→ **WHAT YOU HAVE TO DO**: Look through the records, and whenever a line includes the word "Control", copy it.

→ **DATA SHOWN**:
▬▬▬

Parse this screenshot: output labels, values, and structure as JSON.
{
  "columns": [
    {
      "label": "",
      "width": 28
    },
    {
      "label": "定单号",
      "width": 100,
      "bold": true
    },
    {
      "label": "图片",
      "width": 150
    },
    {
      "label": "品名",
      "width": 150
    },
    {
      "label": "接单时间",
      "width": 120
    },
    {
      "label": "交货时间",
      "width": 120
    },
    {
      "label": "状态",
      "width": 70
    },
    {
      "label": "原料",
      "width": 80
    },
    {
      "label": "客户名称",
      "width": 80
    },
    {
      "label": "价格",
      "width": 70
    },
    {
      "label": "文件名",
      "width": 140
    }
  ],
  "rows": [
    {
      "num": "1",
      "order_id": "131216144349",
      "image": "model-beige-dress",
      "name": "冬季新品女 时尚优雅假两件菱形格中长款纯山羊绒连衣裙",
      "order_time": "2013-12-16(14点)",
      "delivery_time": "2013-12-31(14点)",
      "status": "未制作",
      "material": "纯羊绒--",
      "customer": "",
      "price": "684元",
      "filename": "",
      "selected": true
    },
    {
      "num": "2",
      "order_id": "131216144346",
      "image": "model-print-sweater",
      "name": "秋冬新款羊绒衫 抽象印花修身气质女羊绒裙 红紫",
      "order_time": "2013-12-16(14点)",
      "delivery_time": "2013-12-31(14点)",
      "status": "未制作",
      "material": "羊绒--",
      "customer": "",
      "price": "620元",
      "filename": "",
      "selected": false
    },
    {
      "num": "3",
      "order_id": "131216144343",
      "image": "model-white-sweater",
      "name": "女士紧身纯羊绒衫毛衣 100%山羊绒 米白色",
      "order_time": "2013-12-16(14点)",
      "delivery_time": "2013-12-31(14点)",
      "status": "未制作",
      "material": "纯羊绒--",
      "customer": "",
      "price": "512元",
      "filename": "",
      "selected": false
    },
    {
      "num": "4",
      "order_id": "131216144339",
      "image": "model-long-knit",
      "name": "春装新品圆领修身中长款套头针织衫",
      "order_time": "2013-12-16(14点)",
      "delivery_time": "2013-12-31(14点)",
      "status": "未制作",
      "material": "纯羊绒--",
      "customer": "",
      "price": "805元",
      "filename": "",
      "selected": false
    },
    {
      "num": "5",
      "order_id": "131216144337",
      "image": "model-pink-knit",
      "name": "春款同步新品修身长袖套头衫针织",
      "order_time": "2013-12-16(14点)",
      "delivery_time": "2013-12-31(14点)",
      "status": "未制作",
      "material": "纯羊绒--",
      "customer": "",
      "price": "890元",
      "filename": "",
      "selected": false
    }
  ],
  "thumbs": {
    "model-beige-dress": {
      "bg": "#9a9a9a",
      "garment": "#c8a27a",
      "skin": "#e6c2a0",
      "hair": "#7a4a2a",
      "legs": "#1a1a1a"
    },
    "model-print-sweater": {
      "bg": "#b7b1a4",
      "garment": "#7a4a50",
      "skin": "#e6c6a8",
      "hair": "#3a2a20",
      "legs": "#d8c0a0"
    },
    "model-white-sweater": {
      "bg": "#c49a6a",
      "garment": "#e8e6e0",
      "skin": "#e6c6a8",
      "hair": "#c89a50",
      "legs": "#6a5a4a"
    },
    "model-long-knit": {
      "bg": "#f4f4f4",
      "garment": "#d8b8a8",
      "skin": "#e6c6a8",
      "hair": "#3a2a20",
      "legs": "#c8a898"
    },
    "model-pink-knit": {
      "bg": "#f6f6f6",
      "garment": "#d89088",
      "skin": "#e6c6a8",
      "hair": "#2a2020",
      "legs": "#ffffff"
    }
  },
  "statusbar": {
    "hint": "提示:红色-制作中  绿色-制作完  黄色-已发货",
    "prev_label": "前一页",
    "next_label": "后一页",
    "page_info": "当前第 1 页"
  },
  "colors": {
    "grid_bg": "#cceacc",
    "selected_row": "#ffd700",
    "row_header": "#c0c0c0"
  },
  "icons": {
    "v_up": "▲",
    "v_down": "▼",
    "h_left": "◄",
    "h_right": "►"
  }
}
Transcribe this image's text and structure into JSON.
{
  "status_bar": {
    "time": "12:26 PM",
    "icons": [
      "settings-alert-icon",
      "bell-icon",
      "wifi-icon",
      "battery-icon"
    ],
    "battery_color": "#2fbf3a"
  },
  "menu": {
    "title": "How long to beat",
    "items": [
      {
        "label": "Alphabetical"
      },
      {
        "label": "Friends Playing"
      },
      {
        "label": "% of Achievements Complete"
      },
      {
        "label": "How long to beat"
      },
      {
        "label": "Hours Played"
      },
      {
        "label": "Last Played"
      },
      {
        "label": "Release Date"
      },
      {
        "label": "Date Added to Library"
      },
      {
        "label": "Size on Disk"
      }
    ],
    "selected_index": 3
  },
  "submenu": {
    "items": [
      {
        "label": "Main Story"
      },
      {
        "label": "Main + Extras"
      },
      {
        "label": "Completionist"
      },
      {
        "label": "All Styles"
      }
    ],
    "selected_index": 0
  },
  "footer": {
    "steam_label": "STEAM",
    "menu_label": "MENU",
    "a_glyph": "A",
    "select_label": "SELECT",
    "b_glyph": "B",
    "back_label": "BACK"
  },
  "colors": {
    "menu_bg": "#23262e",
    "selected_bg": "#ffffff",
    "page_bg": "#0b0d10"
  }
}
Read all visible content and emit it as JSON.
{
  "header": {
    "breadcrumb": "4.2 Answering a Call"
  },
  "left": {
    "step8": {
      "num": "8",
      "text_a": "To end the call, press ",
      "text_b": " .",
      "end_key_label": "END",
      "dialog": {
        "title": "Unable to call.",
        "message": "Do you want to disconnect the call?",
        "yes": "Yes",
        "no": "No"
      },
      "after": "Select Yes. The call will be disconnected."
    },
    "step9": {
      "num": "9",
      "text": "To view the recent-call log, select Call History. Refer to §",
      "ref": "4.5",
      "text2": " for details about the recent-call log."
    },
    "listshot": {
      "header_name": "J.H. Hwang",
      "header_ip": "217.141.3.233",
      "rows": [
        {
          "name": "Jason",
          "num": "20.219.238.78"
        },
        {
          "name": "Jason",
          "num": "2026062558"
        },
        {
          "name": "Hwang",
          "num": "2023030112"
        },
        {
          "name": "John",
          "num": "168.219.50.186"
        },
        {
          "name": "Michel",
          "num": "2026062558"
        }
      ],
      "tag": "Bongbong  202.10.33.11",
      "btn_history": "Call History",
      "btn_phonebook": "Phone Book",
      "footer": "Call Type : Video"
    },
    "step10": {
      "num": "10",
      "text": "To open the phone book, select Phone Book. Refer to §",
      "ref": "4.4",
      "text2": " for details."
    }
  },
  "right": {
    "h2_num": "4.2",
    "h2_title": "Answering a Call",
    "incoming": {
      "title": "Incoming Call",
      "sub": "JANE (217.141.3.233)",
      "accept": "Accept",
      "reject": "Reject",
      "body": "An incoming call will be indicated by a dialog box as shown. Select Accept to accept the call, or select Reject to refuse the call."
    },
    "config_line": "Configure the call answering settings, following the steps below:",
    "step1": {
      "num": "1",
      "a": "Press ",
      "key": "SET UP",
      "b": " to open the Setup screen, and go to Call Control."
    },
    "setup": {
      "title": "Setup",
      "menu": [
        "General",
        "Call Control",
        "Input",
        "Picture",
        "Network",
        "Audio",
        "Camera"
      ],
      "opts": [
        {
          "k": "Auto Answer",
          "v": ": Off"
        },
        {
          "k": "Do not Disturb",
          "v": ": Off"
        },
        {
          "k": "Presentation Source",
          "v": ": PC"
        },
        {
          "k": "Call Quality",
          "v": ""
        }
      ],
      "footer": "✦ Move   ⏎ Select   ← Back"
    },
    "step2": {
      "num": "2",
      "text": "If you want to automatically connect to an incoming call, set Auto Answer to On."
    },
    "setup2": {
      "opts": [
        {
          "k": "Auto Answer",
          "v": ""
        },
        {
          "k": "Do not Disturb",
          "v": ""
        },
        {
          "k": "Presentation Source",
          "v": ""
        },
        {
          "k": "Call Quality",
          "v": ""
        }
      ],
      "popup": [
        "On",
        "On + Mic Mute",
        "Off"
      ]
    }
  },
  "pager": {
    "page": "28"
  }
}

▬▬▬

→ **YOUR SOLUTION**:
      "b": " to open the Setup screen, and go to Call Control."
        "Call Control",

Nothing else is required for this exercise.